  7. Why do you think Rash chose the title of the story “Burning Bright” (p. 107) as the title for the full collection? What other story titles might also have worked as a title for the book? What story title would you have chosen as the title? Why?
  8. It has been said that the region in Rash’s writing often acts like a character in and of itself, such as in the story “Into the Gorge” (p. 133). What do you think this means? Do you agree? What are some of the characteristics of this region?
  9. The story “Falling Star” (p. 153) gives voice to a man who feels increasingly distanced from his wife when she goes back to school, fulfilling her desire to “make something” of herself.  If you were to advise him on a different course of action—one that might save his marriage, his confidence, and his dignity—what would you tell him?
  10. In “The Corpse Bird” (p. 165), the main character, Boyd Candler, believes in the folklore of his ancestors and acts on those beliefs despite the disapproval of his community, most of whom believe such superstitions are not rational or enlightened. Would you have done what he did? Do you have myths and legends from your own family, or simply beliefs, that surface in your daily life and are different than those of others around you?
  11. How do the characters throughout these stories try and hold onto their humanity during challenging times? Do they succeed? Did you find as you were reading this collection that you were surprised by the choices they made? Or did you feel as if you’d have made the same choices?
  12. The bar patrons in the story “Waiting for the End of the World” (p. 181) are entranced with the song “Free Bird” by Lynyrd Skynyrd. Why? Can you think of something in your own life that gives you that same feeling?
  13. The last story of the collection, “Lincolnites” (p. 193) takes readers back to the Civil War era where a woman struggles to survive while she waits for her husband to return from service. In what ways does this story work as an ending to the collection? What does it leave you thinking about?

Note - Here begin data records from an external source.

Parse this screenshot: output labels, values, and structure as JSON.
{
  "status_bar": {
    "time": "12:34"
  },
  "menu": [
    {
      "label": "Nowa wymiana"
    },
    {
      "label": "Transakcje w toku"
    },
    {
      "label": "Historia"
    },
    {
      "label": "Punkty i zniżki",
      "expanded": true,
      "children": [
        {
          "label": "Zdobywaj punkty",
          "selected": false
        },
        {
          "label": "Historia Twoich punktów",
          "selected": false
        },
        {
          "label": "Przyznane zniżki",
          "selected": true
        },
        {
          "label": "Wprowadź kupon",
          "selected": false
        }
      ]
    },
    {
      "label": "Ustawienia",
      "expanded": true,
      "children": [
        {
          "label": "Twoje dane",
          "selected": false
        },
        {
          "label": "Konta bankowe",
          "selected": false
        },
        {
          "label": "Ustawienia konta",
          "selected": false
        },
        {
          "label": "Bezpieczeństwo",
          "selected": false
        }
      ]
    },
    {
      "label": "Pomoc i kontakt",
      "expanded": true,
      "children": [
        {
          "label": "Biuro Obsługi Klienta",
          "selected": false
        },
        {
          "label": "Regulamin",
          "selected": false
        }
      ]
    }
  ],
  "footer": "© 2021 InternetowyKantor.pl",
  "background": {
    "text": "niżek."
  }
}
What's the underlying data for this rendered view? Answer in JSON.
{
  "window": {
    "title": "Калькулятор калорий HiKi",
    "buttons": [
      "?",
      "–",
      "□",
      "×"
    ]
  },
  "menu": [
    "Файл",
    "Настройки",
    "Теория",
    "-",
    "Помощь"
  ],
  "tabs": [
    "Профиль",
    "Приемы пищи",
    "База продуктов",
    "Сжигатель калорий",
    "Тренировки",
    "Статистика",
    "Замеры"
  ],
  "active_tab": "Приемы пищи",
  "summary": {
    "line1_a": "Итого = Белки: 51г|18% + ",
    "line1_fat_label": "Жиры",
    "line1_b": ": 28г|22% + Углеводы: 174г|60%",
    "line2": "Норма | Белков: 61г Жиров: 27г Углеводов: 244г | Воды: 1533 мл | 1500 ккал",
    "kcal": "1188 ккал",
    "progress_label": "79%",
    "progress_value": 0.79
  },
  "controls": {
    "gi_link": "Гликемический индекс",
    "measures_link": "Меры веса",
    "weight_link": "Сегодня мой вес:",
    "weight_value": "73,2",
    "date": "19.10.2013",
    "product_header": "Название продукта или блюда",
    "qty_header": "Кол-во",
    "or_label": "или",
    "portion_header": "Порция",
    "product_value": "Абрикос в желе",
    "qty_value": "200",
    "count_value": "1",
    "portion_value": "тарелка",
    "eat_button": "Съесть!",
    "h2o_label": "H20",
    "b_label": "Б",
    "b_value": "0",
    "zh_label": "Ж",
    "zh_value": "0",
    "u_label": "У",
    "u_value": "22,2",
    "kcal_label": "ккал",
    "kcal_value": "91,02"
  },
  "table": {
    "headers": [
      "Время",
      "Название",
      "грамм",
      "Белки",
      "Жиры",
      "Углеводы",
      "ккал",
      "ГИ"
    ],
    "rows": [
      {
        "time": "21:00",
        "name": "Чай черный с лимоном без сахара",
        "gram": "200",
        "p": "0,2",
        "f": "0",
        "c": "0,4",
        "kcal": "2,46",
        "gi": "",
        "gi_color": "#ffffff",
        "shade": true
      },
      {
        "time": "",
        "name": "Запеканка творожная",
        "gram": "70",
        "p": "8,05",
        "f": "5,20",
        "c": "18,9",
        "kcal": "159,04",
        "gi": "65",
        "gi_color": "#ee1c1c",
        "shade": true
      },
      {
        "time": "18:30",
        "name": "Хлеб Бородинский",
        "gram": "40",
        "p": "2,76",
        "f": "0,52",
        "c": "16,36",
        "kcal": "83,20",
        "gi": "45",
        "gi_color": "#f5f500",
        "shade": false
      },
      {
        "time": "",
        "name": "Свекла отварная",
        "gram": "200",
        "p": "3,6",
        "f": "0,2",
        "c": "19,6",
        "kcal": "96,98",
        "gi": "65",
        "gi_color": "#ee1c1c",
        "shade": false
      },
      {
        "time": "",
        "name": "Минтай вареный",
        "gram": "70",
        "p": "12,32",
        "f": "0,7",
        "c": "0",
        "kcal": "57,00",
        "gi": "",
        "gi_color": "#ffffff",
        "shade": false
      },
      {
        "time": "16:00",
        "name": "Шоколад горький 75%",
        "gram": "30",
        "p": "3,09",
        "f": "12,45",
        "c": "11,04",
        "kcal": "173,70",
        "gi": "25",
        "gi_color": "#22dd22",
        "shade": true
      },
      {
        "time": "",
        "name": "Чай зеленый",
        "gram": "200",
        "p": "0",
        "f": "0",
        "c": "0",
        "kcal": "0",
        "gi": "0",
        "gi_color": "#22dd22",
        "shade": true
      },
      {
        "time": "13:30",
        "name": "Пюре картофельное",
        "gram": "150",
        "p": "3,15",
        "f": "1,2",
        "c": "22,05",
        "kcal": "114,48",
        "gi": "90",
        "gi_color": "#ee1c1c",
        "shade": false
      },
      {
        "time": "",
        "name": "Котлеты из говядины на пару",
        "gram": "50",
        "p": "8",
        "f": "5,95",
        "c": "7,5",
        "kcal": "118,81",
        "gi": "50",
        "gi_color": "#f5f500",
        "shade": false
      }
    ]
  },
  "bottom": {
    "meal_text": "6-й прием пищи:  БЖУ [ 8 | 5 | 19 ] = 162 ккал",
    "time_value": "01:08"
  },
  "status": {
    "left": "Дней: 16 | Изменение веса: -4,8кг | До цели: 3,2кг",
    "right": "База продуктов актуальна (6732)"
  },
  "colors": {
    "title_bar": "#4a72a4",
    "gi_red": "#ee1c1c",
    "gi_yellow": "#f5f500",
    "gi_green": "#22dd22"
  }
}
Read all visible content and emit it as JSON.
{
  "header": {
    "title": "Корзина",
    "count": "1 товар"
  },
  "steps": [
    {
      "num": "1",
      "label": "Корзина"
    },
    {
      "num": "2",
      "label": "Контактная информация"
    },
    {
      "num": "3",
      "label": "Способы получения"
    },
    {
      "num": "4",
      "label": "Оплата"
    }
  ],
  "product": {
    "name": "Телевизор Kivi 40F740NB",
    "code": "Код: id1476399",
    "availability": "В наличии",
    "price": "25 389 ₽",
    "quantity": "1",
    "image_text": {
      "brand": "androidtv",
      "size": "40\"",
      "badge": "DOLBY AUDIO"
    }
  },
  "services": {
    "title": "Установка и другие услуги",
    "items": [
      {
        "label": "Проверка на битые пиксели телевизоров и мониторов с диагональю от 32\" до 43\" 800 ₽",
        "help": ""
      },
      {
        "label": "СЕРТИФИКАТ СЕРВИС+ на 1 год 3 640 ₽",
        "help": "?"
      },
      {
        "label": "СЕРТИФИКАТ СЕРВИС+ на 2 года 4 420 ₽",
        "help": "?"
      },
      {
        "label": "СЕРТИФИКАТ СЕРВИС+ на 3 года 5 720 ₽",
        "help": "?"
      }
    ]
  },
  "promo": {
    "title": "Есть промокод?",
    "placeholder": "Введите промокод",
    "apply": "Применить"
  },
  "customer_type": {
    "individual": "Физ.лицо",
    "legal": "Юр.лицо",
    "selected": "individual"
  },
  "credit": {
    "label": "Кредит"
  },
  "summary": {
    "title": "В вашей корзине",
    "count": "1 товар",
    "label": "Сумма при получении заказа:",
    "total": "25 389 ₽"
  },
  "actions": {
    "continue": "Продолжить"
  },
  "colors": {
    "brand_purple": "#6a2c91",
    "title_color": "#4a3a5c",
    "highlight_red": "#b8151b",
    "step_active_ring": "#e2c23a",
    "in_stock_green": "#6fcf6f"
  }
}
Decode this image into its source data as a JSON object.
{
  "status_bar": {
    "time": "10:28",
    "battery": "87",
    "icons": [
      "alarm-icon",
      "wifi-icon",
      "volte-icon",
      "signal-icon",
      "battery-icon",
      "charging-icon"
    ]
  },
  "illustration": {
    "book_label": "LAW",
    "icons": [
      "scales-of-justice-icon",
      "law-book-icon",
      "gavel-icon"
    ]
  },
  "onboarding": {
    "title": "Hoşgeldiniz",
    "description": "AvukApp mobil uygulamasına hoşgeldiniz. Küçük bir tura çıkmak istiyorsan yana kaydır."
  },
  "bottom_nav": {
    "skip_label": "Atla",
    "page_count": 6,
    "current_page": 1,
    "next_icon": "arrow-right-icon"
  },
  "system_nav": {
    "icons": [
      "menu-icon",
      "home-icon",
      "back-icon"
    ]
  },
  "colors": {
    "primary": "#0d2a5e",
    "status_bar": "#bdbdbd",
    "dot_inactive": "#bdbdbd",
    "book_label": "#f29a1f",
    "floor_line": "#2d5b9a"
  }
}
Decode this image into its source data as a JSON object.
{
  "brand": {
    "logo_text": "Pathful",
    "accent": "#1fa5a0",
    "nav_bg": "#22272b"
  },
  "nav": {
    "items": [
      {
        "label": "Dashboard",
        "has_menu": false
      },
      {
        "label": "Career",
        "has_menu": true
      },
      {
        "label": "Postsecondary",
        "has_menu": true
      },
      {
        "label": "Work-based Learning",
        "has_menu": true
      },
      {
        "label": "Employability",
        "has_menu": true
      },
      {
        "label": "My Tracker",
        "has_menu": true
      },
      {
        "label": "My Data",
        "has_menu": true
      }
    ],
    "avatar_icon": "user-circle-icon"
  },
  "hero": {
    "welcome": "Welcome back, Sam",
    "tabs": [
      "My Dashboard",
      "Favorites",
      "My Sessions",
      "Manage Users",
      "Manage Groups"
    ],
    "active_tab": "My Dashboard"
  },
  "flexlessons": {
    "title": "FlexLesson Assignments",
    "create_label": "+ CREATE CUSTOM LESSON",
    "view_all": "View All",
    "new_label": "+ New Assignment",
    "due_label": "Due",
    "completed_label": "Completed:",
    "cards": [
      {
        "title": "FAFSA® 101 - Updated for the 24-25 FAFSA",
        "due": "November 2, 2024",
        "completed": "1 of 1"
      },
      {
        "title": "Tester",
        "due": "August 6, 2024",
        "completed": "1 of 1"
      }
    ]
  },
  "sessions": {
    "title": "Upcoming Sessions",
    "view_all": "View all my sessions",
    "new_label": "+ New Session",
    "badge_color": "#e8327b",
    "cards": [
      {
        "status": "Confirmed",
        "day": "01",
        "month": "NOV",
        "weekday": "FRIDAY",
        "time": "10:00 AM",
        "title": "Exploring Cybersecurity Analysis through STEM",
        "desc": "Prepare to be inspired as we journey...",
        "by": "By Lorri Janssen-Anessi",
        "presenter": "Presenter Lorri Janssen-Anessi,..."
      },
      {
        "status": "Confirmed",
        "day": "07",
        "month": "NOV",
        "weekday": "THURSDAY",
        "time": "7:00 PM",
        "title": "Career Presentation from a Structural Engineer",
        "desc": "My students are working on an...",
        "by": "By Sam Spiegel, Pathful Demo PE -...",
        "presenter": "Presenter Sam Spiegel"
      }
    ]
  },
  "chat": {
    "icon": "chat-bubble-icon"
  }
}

  14. Did this collection of stories confirm, illuminate, go against, or in some ways change your views about the Appalachian region and its people? If so, how?